The construction you describe in which the do auxiliary is used, among other things, to form questions is called do periphrasis, and the usage of the do auxiliary in this way is termed periphrastic. Also note that it is not restricted to simple past: compare your example "Where did you go last night?" (past) with "what do you mean?" (present).
Many linguists 4 have been studying the origin of this phenomenon because it sets English aside in the Germanic family of languages. And whilst many different explanations have been offered during the past 50 years, the one which is currently gaining acceptance is that of a Celtic influence (more specifically Cornish).
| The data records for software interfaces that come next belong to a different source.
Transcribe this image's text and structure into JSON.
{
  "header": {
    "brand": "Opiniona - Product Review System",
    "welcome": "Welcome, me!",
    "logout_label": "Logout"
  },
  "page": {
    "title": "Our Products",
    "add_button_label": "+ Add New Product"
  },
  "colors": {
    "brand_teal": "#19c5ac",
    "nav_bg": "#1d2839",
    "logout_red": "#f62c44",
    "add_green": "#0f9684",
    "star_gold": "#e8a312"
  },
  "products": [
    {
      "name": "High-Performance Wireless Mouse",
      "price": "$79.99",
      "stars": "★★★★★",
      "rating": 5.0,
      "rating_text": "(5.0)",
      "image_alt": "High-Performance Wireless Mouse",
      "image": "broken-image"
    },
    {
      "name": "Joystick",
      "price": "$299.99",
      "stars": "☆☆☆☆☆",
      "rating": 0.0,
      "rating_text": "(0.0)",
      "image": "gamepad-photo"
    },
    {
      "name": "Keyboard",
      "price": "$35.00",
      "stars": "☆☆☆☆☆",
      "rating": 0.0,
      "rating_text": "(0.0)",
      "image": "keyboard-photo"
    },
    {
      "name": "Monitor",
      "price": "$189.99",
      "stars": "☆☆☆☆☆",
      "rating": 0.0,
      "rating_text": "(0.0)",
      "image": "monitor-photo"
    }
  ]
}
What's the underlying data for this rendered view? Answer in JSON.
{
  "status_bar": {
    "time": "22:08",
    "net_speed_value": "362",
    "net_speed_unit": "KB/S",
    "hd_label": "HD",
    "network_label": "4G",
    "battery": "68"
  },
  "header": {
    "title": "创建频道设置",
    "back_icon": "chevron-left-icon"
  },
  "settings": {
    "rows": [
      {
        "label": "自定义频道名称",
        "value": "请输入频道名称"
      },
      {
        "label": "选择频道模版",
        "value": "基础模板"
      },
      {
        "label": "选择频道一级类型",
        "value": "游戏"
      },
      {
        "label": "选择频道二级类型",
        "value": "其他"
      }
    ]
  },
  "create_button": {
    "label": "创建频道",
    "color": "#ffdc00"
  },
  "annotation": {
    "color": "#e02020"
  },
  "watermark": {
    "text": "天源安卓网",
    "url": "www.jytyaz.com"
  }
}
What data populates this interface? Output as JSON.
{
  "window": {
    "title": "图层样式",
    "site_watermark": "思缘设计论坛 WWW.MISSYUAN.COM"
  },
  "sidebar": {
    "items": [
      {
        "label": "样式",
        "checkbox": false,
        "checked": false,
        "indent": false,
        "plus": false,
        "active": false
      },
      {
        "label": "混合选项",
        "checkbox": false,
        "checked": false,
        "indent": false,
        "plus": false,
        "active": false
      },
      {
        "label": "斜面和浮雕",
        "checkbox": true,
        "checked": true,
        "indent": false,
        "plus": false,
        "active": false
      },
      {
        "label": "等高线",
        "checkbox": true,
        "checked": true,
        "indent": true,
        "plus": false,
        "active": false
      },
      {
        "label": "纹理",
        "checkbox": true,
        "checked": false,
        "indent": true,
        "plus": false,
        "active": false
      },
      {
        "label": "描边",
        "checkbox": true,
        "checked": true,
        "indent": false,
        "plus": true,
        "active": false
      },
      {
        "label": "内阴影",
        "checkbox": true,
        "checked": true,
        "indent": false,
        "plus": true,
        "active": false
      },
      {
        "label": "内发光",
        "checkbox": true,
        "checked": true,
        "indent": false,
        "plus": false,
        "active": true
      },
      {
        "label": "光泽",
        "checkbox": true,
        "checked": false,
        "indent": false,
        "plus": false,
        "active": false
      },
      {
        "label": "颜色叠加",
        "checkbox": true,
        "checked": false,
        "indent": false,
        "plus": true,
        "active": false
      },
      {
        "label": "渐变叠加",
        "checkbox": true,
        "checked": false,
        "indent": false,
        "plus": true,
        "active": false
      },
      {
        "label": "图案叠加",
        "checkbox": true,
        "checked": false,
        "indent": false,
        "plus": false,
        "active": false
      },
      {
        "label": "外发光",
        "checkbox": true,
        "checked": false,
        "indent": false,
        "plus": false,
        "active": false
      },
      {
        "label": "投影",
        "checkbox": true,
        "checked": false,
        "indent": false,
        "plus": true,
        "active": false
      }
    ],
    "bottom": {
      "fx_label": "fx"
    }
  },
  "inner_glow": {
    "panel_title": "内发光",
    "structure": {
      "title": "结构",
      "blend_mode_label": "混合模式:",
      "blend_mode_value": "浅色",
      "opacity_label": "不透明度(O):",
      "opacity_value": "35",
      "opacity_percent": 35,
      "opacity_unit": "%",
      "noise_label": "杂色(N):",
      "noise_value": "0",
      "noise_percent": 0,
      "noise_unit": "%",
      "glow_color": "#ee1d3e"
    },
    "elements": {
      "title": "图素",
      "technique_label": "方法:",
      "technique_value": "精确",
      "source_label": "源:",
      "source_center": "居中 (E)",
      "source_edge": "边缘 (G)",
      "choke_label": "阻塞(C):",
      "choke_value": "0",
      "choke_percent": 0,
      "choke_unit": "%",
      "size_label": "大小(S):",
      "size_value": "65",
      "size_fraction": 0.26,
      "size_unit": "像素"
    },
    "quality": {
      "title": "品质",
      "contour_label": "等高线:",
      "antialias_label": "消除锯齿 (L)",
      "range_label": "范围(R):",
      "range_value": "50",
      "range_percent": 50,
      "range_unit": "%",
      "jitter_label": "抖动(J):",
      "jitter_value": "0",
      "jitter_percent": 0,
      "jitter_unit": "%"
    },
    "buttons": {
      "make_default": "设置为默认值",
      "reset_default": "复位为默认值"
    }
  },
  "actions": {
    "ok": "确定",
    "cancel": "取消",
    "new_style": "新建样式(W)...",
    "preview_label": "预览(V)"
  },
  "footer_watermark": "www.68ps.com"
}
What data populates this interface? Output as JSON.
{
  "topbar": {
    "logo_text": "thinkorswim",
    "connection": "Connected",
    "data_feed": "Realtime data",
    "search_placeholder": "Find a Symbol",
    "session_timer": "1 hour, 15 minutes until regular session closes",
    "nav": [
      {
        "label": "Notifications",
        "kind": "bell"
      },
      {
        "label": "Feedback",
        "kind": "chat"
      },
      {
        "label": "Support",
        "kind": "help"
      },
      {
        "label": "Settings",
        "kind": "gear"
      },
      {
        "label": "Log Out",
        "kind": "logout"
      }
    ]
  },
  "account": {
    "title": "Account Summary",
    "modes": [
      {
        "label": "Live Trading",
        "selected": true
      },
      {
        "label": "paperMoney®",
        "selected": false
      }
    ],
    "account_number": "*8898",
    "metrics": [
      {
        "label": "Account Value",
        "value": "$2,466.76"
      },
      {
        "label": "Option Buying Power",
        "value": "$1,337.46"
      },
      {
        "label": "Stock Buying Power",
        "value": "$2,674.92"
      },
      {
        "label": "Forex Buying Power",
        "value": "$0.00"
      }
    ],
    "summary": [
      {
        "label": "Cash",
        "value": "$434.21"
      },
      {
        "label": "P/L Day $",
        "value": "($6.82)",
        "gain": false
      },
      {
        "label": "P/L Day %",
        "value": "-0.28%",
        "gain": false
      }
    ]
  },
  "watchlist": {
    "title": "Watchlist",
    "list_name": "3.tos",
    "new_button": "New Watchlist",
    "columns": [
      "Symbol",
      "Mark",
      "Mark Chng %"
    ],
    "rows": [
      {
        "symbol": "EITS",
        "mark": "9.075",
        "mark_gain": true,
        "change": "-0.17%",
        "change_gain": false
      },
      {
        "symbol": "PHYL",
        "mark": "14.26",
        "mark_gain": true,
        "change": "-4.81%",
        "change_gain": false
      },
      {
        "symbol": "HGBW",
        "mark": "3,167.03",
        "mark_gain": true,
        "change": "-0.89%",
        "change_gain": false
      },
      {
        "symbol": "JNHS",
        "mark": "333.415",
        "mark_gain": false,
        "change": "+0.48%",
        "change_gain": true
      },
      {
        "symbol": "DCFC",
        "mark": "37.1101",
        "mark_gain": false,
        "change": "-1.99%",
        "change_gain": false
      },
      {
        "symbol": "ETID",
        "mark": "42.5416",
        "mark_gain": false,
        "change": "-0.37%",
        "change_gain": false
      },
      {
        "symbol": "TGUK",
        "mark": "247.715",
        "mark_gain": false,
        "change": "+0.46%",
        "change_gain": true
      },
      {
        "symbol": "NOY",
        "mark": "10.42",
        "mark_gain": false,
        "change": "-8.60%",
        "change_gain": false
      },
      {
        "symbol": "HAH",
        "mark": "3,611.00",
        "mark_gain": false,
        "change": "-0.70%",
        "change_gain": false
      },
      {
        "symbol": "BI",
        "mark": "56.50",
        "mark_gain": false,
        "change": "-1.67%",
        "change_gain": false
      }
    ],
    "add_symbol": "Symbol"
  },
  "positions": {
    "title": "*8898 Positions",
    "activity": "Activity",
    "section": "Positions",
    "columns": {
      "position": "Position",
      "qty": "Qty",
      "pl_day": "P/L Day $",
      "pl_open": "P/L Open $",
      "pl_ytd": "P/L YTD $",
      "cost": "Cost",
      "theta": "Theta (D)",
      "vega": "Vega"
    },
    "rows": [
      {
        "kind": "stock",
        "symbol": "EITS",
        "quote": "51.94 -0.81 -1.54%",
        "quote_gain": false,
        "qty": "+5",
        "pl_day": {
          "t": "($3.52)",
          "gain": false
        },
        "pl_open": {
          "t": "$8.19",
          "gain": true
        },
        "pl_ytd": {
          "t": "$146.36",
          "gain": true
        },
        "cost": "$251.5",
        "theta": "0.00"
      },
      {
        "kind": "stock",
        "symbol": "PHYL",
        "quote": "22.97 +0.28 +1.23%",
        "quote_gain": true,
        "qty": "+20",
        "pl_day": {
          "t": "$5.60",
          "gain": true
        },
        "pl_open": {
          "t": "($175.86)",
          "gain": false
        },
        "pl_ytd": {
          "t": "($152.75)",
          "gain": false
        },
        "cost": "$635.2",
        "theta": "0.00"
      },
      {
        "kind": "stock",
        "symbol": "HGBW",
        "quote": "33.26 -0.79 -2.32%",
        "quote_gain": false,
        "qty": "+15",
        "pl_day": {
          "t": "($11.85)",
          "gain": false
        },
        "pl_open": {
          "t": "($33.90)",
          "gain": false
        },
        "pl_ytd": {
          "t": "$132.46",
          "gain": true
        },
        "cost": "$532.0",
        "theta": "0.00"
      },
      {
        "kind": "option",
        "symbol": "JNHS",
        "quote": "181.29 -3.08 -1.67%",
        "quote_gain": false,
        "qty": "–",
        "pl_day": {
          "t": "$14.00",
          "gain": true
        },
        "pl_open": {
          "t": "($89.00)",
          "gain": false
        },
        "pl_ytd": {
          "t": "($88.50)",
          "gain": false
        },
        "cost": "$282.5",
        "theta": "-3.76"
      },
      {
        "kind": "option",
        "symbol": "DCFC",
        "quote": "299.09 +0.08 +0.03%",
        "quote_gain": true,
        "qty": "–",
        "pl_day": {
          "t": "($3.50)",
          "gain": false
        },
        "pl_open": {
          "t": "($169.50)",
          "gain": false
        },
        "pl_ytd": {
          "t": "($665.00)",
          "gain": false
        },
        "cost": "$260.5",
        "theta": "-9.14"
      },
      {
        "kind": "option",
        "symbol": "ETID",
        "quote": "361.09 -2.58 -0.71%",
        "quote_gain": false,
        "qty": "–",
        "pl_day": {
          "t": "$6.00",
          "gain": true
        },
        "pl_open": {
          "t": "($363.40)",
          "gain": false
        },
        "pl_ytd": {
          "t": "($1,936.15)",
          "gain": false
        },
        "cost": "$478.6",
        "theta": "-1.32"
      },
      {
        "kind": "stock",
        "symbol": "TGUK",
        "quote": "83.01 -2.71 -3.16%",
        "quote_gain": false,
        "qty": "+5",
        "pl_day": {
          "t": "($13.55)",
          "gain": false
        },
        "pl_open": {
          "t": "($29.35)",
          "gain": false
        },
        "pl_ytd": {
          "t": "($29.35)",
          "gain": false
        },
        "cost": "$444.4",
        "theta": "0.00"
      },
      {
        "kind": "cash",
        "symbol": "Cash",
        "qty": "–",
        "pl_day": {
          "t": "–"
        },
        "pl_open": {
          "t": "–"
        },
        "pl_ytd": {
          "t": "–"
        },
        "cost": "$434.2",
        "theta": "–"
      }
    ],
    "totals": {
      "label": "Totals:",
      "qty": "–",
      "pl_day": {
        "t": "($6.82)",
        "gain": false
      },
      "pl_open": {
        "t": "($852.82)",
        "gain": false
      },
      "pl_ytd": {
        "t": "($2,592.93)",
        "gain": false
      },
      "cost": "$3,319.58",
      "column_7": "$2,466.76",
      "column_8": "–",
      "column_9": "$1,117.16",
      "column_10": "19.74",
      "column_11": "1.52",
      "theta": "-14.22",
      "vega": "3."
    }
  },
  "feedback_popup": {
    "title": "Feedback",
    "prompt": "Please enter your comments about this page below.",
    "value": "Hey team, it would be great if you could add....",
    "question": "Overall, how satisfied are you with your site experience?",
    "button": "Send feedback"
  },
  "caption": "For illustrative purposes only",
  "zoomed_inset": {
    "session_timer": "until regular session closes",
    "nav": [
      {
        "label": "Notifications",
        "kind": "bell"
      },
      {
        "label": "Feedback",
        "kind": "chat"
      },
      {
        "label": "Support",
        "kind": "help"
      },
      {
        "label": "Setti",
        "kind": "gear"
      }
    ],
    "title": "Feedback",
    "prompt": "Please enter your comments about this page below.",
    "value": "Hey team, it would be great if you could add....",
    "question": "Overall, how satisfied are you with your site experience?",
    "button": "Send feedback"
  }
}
A recent convert to the so called "Celtic Hypothesis (CH)" is no less than John McWhorter of "Our Magnificent Bastard Tongue" fame who in a recent (2008) paper revisits his previous (2002) explanation of a Viking influence and debunks a number of objections upheld by the CH opponents (recommended reading accessible to non specialists).
In fact, this construction is completely absent of Old English which closely follows the Germanic syntax1.
Regarding the Celtic influence, let me quote McWhorter:
one would be hard pressed to name a language one
had learned or was even aware of that used do in this particular way. That is, unless one is a
speaker of, or familiar with, a Celtic language, in which case one is confronted with a close
The late Alvar Ellegård, a Swedish professor of English at the university of Gothenburg has plotted this graph of the appearance of the periphrastic do in Modern English2.
My understanding of the chain of events is as follows.
- Following the influx of Vikings in the Danelaw, Old English looses its complex inflections system inherited from its Proto Germanic origins. There is plenty of evidence for this.
- In the process, English evolves from a synthetic language to an analytic language3.
- There is therefore plenty of room for the pervasion of some brittonicisms (among which do-periphrasis) into Middle English, which had till then been barred from entering English.
Also have a look at the famous Middle English creolisation hypothesis.
Examples of Old English interrogative form. The verb and subject are simply inverted compared to the indicative mood.
- Canst þu ænig þing? - Kannst du einige Dinge (German) - Can you do any thing?
- Hwelcne cræft canst þu? - Welche Kraft kanst du? (G.) - What craft can you?
- Hwæs hunta eart þu? - Was für ein Jäger bist du? (G.) - What hunter are you?
Alvar Ellegård was not a proponent of the Celtic Hypothesis. He worked on the subject in 1953 and this theory was only nascent at the time.
Roughly speaking, a synthetic language relies on inflections to avoid ambiguity whereas an analytic language relies on word order to avoid ambiguities.
Dal (1952), G.Visser (1955), Preusler (1956), Poussa (1990), Klemola (1996, 2000), Tristram (1999), Filppula (2003), Hickey (1995), Vennemann (2000, 2001), Van der Auwera & Genee (2002), White (2002), Poppe (2003). The contributions of Hamp (1975) and even J.R.R. Tolkein (1963) have also been useful.